that my link led to states that Thales
of Miletus discovered static electricity around 600 BCE. This
discovery was probably made many times by many individuals, so I am not
claiming that he was the first or only person to make this discovery,
but he is documented as having done it, so let's consider his case. He
noticed that if you rubbed amber with animal fur, it could attract hair
to it. You may have done the same thing with various materials. If he
made this discovery, why don't we learn about him in grade school, and
why did we wait hundreds of years for anyone to do something with
electricity? We had to wait for someone to either recognize that
electricity had a use, or to create a technology that could produce
is mentioned on this web site as well, but scroll down a bit and look
at the entry for Otto von Guerike.
You may not be familiar with von Guerike, but you will be interested in
his inventions. He is probably best known for his invention of a pump
to create a vacuum inside a chamber. It worked best when the chamber
was a sphere, and he famously demonstrated that a sphere, constructed
of two hemispherical sections, could not be pulled apart by two horses
once he created a vacuum inside the object. That was pretty special,
had implied that you couldn't create a vacuum. Von Guerike did, which
led to others inventing uses for a vacuum. It is also interesting to
note that von Guerike used valves in his device that were taken from a
fire extinguisher. He devised a new use for existing technology that
led to his creation of a new technology.

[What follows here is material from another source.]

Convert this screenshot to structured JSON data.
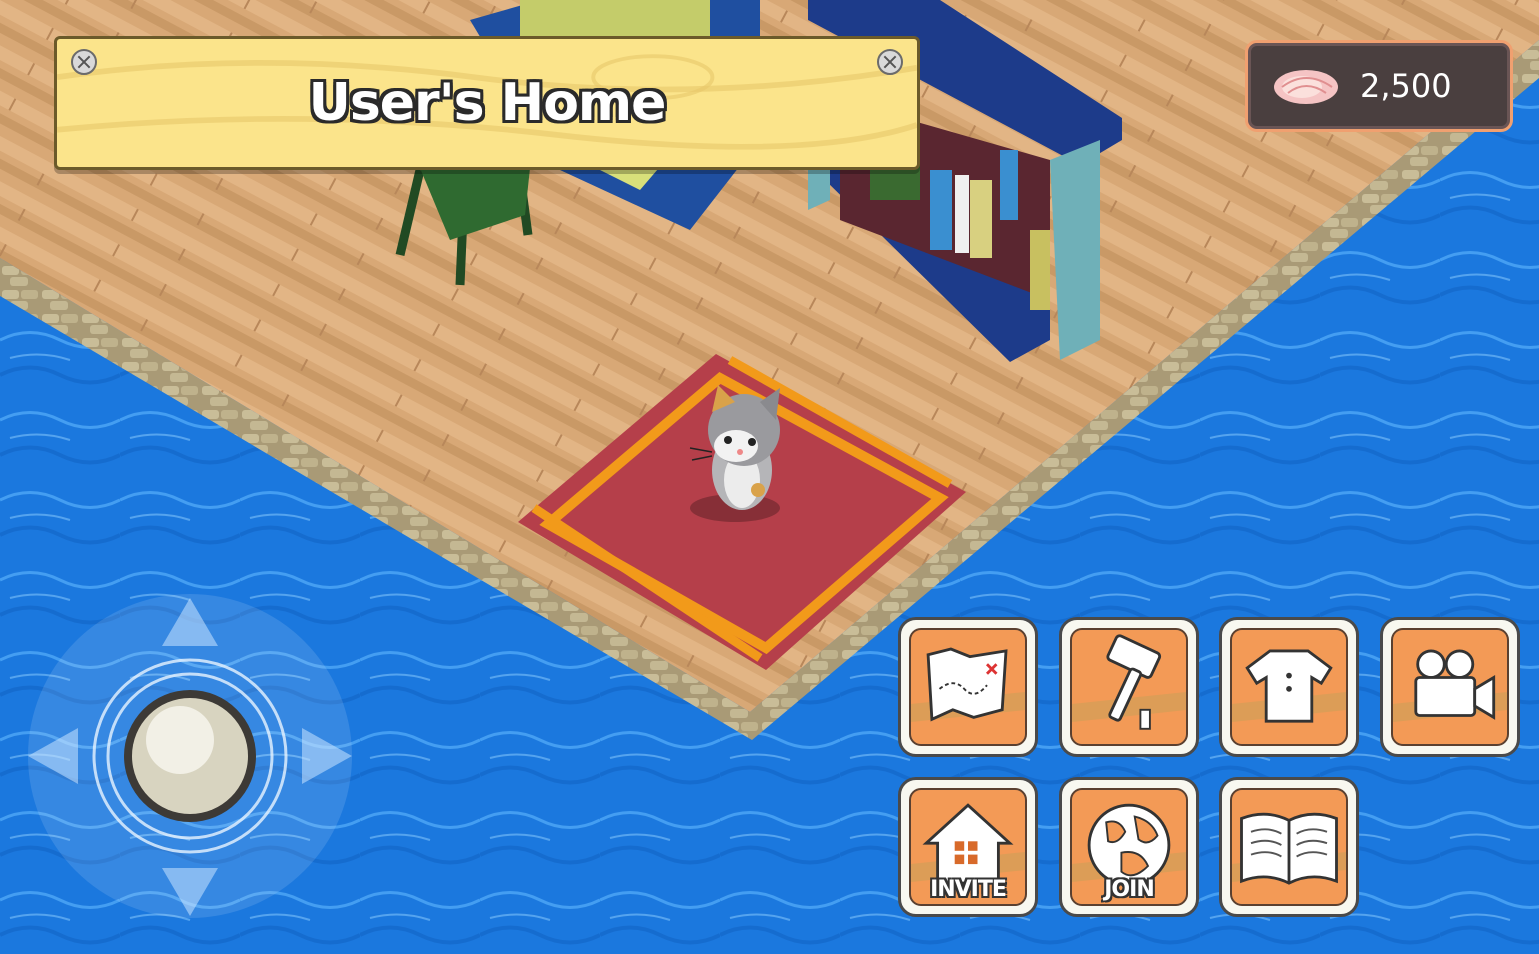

He deserves a place in our
discussion for that alone, but he did something else that relates to
the theme for this lesson.
In the instance that relates
to this discussion, von Guerike
thought he was conducting an experiment about gravity, but instead
created a device that used a sphere made of sulphur that had a rather
different property. It glowed in the dark, and sent a spark to his
outstretched hand. It generated static electricity. It only took 22
centuries from Thales to reach that point. Not exactly a quantum leap,
was it? The thing that distinguishes von
Guerike's device for our purposes is that it was a static
electricity generating machine, and that it inspired more
experimentation by others who could create similar machines. (The
device was probably not as large as the period illustration on the
right depicts. Assume it was done with some artistic license.)
The repeatable demonstration still needed a correct theory about why the thing happened, but that was going to be developed once experimenters were interested in the event and they could see it whenever they wanted to do so. There was still not much general interest in electricity until the time of the invention of the Leyden jar by Pieter van Musschenbroek, about a hundred and fifty years later, which led to demonstrations for the King of France, during which electricity was generated and passed through a crowd of dozens of courtiers. Electrically shocking yourself is one thing, but shocking a crowd of your friends is much more entertaining. And that leads to another concept: it must be possible to build the invention, but that invention must also capture the imagination of experimenters or the public to progress to the next stage, becoming something that is marketable. The uses of a more fully developed Leyden jar may be clearer to you if I explain that a Leyden jar is actually an early form of a capacitor, an electrical component that can store and release an electric charge. The concept is used in lots of electric devices, but it may interest you more to know that without capacitors, we would not have touch screens.
Now, does it sound important? How about the concept of wiring several
Leyden jars in a circuit that provided more power than one jar alone?
Benjamin Franklin was the first to use a particular word for that kind
of array of Leyden jars. He called it a battery.
That leads us to a concept that may require some speculation on our part.
What is it about a development that leads us to make something that uses
the science we learned from that development? What must be true about
the situation we are in that leads us to a world changing technology?
I have skipped a few steps, which were quite interesting to the people involved in them. The point I am moving toward is not
that the evolution of a technology is slow, or boring, or unimportant.
Each step forward is important. My point is that there is a difference
between other steps and the one that takes us into a world where the
technology affects most or all of us. The Internet, for example, has
been around since the 1960s. Did it affect many people at that time?
No, not at all. It took the proliferation of personal computers and
access to Internet Service Providers to make the Internet what it has
become, and to make us what we have become. It takes an event that
touches people to make a difference to them. It takes an event that
causes people to have a meaningful interaction with the technology, and
that is the major point of this lesson. A technology may be innovative,
ground breaking, and revolutionary, but if it is important only to a
select few, it does not have the quality we are searching for. It has
to be something that touches most of a market, most of a population, or
most of the world to be the kind of innovation that changes life as we
So, this week we are considering whether a technology has an important
interaction with people. What is it about the evolution
of this technology that changed the lives of the people it touched?
You need to answer those questions for the mid-term project, as well as
the others you have been assigned. What did your technology do that changed
the world for someone?